Data extracts Block Start

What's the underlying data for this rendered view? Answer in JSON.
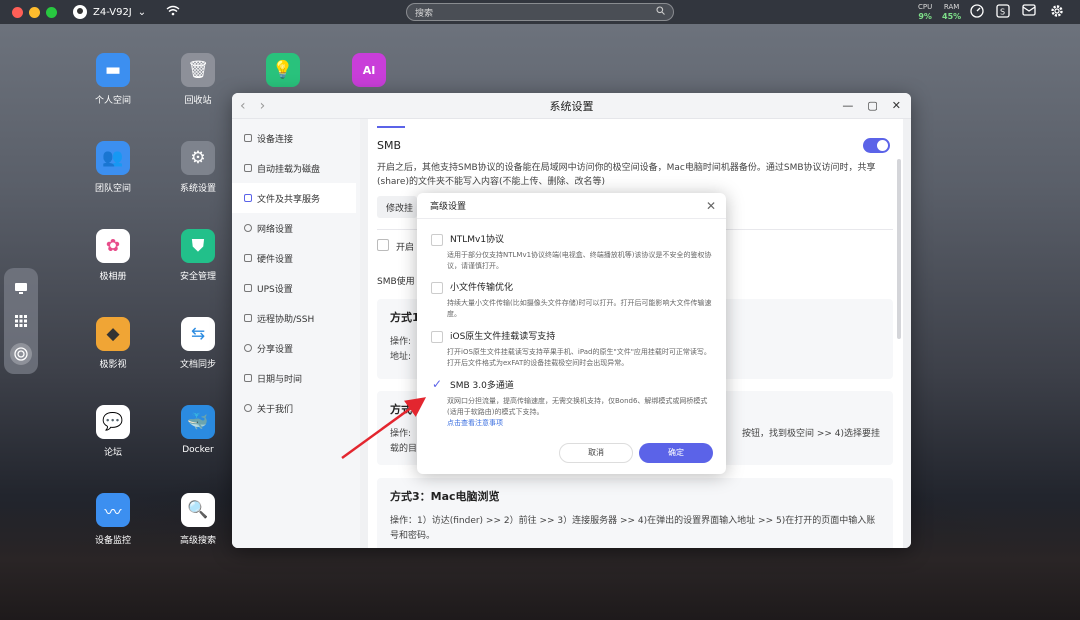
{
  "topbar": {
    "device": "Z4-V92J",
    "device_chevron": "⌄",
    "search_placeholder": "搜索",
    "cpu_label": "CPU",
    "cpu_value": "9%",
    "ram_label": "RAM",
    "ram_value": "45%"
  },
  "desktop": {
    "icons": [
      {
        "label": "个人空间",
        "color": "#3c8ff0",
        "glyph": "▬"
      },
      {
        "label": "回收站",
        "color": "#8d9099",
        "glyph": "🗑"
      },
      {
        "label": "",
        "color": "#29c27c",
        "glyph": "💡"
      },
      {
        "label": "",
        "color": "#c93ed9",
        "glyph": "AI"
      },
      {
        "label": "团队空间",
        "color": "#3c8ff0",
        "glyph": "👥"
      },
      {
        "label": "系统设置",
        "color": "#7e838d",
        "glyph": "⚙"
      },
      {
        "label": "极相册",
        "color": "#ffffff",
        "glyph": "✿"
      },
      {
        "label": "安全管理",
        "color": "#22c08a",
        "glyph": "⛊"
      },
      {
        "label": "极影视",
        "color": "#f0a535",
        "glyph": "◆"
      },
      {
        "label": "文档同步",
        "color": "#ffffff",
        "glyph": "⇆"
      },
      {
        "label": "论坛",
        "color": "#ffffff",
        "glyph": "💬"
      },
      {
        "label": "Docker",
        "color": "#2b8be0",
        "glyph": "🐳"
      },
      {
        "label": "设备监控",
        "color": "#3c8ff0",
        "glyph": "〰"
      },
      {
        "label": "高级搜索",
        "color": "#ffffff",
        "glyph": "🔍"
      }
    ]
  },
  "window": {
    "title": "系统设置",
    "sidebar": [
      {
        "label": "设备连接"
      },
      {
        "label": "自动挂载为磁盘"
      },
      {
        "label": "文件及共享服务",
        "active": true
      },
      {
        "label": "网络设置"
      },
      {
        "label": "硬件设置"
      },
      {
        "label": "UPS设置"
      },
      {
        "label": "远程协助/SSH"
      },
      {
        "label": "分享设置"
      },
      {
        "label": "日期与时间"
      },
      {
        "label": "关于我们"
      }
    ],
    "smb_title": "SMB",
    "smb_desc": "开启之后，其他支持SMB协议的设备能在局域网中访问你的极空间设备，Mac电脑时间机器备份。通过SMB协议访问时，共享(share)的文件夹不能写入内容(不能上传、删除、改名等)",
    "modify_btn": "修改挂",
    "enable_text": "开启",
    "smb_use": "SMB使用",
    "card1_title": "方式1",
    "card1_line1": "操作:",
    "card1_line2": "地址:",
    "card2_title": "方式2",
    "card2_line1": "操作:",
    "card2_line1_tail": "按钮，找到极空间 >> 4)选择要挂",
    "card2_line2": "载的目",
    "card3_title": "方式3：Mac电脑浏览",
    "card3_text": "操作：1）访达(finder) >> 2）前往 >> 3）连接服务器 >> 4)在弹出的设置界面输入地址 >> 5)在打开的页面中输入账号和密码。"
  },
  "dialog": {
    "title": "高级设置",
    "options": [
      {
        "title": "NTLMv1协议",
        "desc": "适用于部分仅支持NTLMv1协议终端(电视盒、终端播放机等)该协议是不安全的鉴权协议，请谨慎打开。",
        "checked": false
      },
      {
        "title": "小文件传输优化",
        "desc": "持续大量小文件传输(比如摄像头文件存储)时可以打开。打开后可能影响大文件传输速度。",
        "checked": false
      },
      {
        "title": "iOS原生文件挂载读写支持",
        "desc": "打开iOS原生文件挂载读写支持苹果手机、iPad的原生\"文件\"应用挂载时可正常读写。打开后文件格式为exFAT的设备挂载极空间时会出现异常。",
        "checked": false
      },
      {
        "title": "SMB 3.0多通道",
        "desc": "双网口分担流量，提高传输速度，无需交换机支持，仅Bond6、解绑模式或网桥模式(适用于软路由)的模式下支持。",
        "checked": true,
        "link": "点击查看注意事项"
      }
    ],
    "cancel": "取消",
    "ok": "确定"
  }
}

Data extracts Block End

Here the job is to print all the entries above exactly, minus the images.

• Answer for the task
What's the underlying data for this rendered view? Answer in JSON.
{
  "topbar": {
    "device": "Z4-V92J",
    "device_chevron": "⌄",
    "search_placeholder": "搜索",
    "cpu_label": "CPU",
    "cpu_value": "9%",
    "ram_label": "RAM",
    "ram_value": "45%"
  },
  "desktop": {
    "icons": [
      {
        "label": "个人空间",
        "color": "#3c8ff0",
        "glyph": "▬"
      },
      {
        "label": "回收站",
        "color": "#8d9099",
        "glyph": "🗑"
      },
      {
        "label": "",
        "color": "#29c27c",
        "glyph": "💡"
      },
      {
        "label": "",
        "color": "#c93ed9",
        "glyph": "AI"
      },
      {
        "label": "团队空间",
        "color": "#3c8ff0",
        "glyph": "👥"
      },
      {
        "label": "系统设置",
        "color": "#7e838d",
        "glyph": "⚙"
      },
      {
        "label": "极相册",
        "color": "#ffffff",
        "glyph": "✿"
      },
      {
        "label": "安全管理",
        "color": "#22c08a",
        "glyph": "⛊"
      },
      {
        "label": "极影视",
        "color": "#f0a535",
        "glyph": "◆"
      },
      {
        "label": "文档同步",
        "color": "#ffffff",
        "glyph": "⇆"
      },
      {
        "label": "论坛",
        "color": "#ffffff",
        "glyph": "💬"
      },
      {
        "label": "Docker",
        "color": "#2b8be0",
        "glyph": "🐳"
      },
      {
        "label": "设备监控",
        "color": "#3c8ff0",
        "glyph": "〰"
      },
      {
        "label": "高级搜索",
        "color": "#ffffff",
        "glyph": "🔍"
      }
    ]
  },
  "window": {
    "title": "系统设置",
    "sidebar": [
      {
        "label": "设备连接"
      },
      {
        "label": "自动挂载为磁盘"
      },
      {
        "label": "文件及共享服务",
        "active": true
      },
      {
        "label": "网络设置"
      },
      {
        "label": "硬件设置"
      },
      {
        "label": "UPS设置"
      },
      {
        "label": "远程协助/SSH"
      },
      {
        "label": "分享设置"
      },
      {
        "label": "日期与时间"
      },
      {
        "label": "关于我们"
      }
    ],
    "smb_title": "SMB",
    "smb_desc": "开启之后，其他支持SMB协议的设备能在局域网中访问你的极空间设备，Mac电脑时间机器备份。通过SMB协议访问时，共享(share)的文件夹不能写入内容(不能上传、删除、改名等)",
    "modify_btn": "修改挂",
    "enable_text": "开启",
    "smb_use": "SMB使用",
    "card1_title": "方式1",
    "card1_line1": "操作:",
    "card1_line2": "地址:",
    "card2_title": "方式2",
    "card2_line1": "操作:",
    "card2_line1_tail": "按钮，找到极空间 >> 4)选择要挂",
    "card2_line2": "载的目",
    "card3_title": "方式3：Mac电脑浏览",
    "card3_text": "操作：1）访达(finder) >> 2）前往 >> 3）连接服务器 >> 4)在弹出的设置界面输入地址 >> 5)在打开的页面中输入账号和密码。"
  },
  "dialog": {
    "title": "高级设置",
    "options": [
      {
        "title": "NTLMv1协议",
        "desc": "适用于部分仅支持NTLMv1协议终端(电视盒、终端播放机等)该协议是不安全的鉴权协议，请谨慎打开。",
        "checked": false
      },
      {
        "title": "小文件传输优化",
        "desc": "持续大量小文件传输(比如摄像头文件存储)时可以打开。打开后可能影响大文件传输速度。",
        "checked": false
      },
      {
        "title": "iOS原生文件挂载读写支持",
        "desc": "打开iOS原生文件挂载读写支持苹果手机、iPad的原生\"文件\"应用挂载时可正常读写。打开后文件格式为exFAT的设备挂载极空间时会出现异常。",
        "checked": false
      },
      {
        "title": "SMB 3.0多通道",
        "desc": "双网口分担流量，提高传输速度，无需交换机支持，仅Bond6、解绑模式或网桥模式(适用于软路由)的模式下支持。",
        "checked": true,
        "link": "点击查看注意事项"
      }
    ],
    "cancel": "取消",
    "ok": "确定"
  }
}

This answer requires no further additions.